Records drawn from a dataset
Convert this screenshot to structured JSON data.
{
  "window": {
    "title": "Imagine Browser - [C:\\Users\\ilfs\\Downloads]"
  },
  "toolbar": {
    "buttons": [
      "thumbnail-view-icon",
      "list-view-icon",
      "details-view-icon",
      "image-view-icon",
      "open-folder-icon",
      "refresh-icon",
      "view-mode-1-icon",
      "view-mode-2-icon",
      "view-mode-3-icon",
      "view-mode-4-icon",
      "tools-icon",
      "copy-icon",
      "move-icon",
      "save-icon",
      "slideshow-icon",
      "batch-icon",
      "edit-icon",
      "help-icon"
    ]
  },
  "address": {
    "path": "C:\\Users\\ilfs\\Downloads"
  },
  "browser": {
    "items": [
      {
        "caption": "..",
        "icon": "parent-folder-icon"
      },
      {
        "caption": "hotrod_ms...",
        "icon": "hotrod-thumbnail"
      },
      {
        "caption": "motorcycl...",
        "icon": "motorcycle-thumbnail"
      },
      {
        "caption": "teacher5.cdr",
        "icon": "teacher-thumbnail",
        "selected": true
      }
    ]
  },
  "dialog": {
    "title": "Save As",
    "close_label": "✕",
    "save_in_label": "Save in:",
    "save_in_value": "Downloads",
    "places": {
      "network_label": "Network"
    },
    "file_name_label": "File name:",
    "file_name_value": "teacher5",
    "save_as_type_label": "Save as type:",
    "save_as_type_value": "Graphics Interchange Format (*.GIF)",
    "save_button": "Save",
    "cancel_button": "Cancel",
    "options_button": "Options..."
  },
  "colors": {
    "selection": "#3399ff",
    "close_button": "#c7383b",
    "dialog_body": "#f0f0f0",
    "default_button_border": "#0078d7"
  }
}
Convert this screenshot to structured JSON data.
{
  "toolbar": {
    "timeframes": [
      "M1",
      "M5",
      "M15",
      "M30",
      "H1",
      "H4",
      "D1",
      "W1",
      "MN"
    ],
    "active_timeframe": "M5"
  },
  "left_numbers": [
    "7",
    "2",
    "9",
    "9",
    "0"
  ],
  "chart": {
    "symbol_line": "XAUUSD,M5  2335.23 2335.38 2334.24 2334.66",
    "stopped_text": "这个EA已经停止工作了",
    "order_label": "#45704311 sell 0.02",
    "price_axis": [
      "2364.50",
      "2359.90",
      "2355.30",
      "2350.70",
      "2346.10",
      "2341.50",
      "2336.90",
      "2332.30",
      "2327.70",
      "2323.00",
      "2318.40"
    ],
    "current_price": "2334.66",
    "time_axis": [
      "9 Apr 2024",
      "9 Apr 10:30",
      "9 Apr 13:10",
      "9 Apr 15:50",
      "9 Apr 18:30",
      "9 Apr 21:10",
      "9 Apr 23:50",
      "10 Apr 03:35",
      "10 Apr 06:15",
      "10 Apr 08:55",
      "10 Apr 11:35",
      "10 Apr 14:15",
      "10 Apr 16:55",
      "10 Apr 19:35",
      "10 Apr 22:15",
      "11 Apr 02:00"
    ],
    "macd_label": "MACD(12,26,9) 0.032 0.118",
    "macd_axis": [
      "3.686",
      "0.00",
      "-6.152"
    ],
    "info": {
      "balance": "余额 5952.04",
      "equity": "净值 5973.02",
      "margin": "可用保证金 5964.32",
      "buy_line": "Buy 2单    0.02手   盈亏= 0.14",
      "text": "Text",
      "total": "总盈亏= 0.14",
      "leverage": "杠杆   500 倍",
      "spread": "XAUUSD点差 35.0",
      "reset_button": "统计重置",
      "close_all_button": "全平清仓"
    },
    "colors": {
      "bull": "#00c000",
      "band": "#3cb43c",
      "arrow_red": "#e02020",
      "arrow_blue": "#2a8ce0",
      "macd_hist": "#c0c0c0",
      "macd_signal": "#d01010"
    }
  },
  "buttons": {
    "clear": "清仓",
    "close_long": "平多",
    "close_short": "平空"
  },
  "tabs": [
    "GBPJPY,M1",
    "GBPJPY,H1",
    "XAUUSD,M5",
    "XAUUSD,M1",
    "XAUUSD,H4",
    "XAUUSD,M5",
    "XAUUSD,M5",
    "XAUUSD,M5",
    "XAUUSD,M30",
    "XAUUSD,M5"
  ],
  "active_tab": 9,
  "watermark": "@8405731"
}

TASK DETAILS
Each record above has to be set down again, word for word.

SOLUTION TO THIS TASK
Convert this screenshot to structured JSON data.
{
  "window": {
    "title": "Imagine Browser - [C:\\Users\\ilfs\\Downloads]"
  },
  "toolbar": {
    "buttons": [
      "thumbnail-view-icon",
      "list-view-icon",
      "details-view-icon",
      "image-view-icon",
      "open-folder-icon",
      "refresh-icon",
      "view-mode-1-icon",
      "view-mode-2-icon",
      "view-mode-3-icon",
      "view-mode-4-icon",
      "tools-icon",
      "copy-icon",
      "move-icon",
      "save-icon",
      "slideshow-icon",
      "batch-icon",
      "edit-icon",
      "help-icon"
    ]
  },
  "address": {
    "path": "C:\\Users\\ilfs\\Downloads"
  },
  "browser": {
    "items": [
      {
        "caption": "..",
        "icon": "parent-folder-icon"
      },
      {
        "caption": "hotrod_ms...",
        "icon": "hotrod-thumbnail"
      },
      {
        "caption": "motorcycl...",
        "icon": "motorcycle-thumbnail"
      },
      {
        "caption": "teacher5.cdr",
        "icon": "teacher-thumbnail",
        "selected": true
      }
    ]
  },
  "dialog": {
    "title": "Save As",
    "close_label": "✕",
    "save_in_label": "Save in:",
    "save_in_value": "Downloads",
    "places": {
      "network_label": "Network"
    },
    "file_name_label": "File name:",
    "file_name_value": "teacher5",
    "save_as_type_label": "Save as type:",
    "save_as_type_value": "Graphics Interchange Format (*.GIF)",
    "save_button": "Save",
    "cancel_button": "Cancel",
    "options_button": "Options..."
  },
  "colors": {
    "selection": "#3399ff",
    "close_button": "#c7383b",
    "dialog_body": "#f0f0f0",
    "default_button_border": "#0078d7"
  }
}
Convert this screenshot to structured JSON data.
{
  "toolbar": {
    "timeframes": [
      "M1",
      "M5",
      "M15",
      "M30",
      "H1",
      "H4",
      "D1",
      "W1",
      "MN"
    ],
    "active_timeframe": "M5"
  },
  "left_numbers": [
    "7",
    "2",
    "9",
    "9",
    "0"
  ],
  "chart": {
    "symbol_line": "XAUUSD,M5  2335.23 2335.38 2334.24 2334.66",
    "stopped_text": "这个EA已经停止工作了",
    "order_label": "#45704311 sell 0.02",
    "price_axis": [
      "2364.50",
      "2359.90",
      "2355.30",
      "2350.70",
      "2346.10",
      "2341.50",
      "2336.90",
      "2332.30",
      "2327.70",
      "2323.00",
      "2318.40"
    ],
    "current_price": "2334.66",
    "time_axis": [
      "9 Apr 2024",
      "9 Apr 10:30",
      "9 Apr 13:10",
      "9 Apr 15:50",
      "9 Apr 18:30",
      "9 Apr 21:10",
      "9 Apr 23:50",
      "10 Apr 03:35",
      "10 Apr 06:15",
      "10 Apr 08:55",
      "10 Apr 11:35",
      "10 Apr 14:15",
      "10 Apr 16:55",
      "10 Apr 19:35",
      "10 Apr 22:15",
      "11 Apr 02:00"
    ],
    "macd_label": "MACD(12,26,9) 0.032 0.118",
    "macd_axis": [
      "3.686",
      "0.00",
      "-6.152"
    ],
    "info": {
      "balance": "余额 5952.04",
      "equity": "净值 5973.02",
      "margin": "可用保证金 5964.32",
      "buy_line": "Buy 2单    0.02手   盈亏= 0.14",
      "text": "Text",
      "total": "总盈亏= 0.14",
      "leverage": "杠杆   500 倍",
      "spread": "XAUUSD点差 35.0",
      "reset_button": "统计重置",
      "close_all_button": "全平清仓"
    },
    "colors": {
      "bull": "#00c000",
      "band": "#3cb43c",
      "arrow_red": "#e02020",
      "arrow_blue": "#2a8ce0",
      "macd_hist": "#c0c0c0",
      "macd_signal": "#d01010"
    }
  },
  "buttons": {
    "clear": "清仓",
    "close_long": "平多",
    "close_short": "平空"
  },
  "tabs": [
    "GBPJPY,M1",
    "GBPJPY,H1",
    "XAUUSD,M5",
    "XAUUSD,M1",
    "XAUUSD,H4",
    "XAUUSD,M5",
    "XAUUSD,M5",
    "XAUUSD,M5",
    "XAUUSD,M30",
    "XAUUSD,M5"
  ],
  "active_tab": 9,
  "watermark": "@8405731"
}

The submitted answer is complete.